─── Source material
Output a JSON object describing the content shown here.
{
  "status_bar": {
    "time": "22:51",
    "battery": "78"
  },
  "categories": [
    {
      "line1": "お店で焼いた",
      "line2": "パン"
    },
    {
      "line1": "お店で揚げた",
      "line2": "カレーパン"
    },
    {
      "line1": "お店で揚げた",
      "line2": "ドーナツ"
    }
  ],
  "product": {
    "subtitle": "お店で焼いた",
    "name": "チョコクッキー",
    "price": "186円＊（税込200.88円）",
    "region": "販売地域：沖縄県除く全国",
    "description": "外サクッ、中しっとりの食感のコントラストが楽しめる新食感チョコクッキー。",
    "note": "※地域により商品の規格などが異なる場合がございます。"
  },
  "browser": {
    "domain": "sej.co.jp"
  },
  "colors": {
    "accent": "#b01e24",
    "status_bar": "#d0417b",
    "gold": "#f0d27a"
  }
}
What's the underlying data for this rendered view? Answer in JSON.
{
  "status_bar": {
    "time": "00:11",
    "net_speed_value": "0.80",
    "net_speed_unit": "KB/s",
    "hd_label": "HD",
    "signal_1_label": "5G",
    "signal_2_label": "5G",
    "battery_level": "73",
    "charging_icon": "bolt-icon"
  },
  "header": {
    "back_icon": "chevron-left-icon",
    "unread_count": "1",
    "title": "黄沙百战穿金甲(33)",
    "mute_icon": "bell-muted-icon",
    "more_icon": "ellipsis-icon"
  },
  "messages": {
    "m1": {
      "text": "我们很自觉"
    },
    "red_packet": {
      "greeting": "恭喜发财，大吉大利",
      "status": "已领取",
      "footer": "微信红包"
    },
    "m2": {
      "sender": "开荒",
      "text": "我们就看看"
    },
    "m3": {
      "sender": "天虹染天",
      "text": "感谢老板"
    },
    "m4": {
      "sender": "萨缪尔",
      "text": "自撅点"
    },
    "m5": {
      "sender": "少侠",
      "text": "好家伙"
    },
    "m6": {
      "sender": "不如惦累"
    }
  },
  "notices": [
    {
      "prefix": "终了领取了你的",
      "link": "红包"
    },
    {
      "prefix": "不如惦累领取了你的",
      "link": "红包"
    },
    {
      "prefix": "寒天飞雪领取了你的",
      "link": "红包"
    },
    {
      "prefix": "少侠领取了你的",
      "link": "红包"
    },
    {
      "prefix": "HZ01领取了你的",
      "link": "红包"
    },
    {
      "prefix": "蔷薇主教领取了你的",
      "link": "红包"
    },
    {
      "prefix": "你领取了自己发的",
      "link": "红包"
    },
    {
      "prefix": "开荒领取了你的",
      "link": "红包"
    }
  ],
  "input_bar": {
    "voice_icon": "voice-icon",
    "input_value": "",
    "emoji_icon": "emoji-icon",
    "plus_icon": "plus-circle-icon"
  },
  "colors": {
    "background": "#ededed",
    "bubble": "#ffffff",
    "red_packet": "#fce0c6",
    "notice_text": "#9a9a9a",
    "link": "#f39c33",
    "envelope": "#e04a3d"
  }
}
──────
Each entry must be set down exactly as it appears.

Output a JSON object describing the content shown here.
{
  "status_bar": {
    "time": "22:51",
    "battery": "78"
  },
  "categories": [
    {
      "line1": "お店で焼いた",
      "line2": "パン"
    },
    {
      "line1": "お店で揚げた",
      "line2": "カレーパン"
    },
    {
      "line1": "お店で揚げた",
      "line2": "ドーナツ"
    }
  ],
  "product": {
    "subtitle": "お店で焼いた",
    "name": "チョコクッキー",
    "price": "186円＊（税込200.88円）",
    "region": "販売地域：沖縄県除く全国",
    "description": "外サクッ、中しっとりの食感のコントラストが楽しめる新食感チョコクッキー。",
    "note": "※地域により商品の規格などが異なる場合がございます。"
  },
  "browser": {
    "domain": "sej.co.jp"
  },
  "colors": {
    "accent": "#b01e24",
    "status_bar": "#d0417b",
    "gold": "#f0d27a"
  }
}
What's the underlying data for this rendered view? Answer in JSON.
{
  "status_bar": {
    "time": "00:11",
    "net_speed_value": "0.80",
    "net_speed_unit": "KB/s",
    "hd_label": "HD",
    "signal_1_label": "5G",
    "signal_2_label": "5G",
    "battery_level": "73",
    "charging_icon": "bolt-icon"
  },
  "header": {
    "back_icon": "chevron-left-icon",
    "unread_count": "1",
    "title": "黄沙百战穿金甲(33)",
    "mute_icon": "bell-muted-icon",
    "more_icon": "ellipsis-icon"
  },
  "messages": {
    "m1": {
      "text": "我们很自觉"
    },
    "red_packet": {
      "greeting": "恭喜发财，大吉大利",
      "status": "已领取",
      "footer": "微信红包"
    },
    "m2": {
      "sender": "开荒",
      "text": "我们就看看"
    },
    "m3": {
      "sender": "天虹染天",
      "text": "感谢老板"
    },
    "m4": {
      "sender": "萨缪尔",
      "text": "自撅点"
    },
    "m5": {
      "sender": "少侠",
      "text": "好家伙"
    },
    "m6": {
      "sender": "不如惦累"
    }
  },
  "notices": [
    {
      "prefix": "终了领取了你的",
      "link": "红包"
    },
    {
      "prefix": "不如惦累领取了你的",
      "link": "红包"
    },
    {
      "prefix": "寒天飞雪领取了你的",
      "link": "红包"
    },
    {
      "prefix": "少侠领取了你的",
      "link": "红包"
    },
    {
      "prefix": "HZ01领取了你的",
      "link": "红包"
    },
    {
      "prefix": "蔷薇主教领取了你的",
      "link": "红包"
    },
    {
      "prefix": "你领取了自己发的",
      "link": "红包"
    },
    {
      "prefix": "开荒领取了你的",
      "link": "红包"
    }
  ],
  "input_bar": {
    "voice_icon": "voice-icon",
    "input_value": "",
    "emoji_icon": "emoji-icon",
    "plus_icon": "plus-circle-icon"
  },
  "colors": {
    "background": "#ededed",
    "bubble": "#ffffff",
    "red_packet": "#fce0c6",
    "notice_text": "#9a9a9a",
    "link": "#f39c33",
    "envelope": "#e04a3d"
  }
}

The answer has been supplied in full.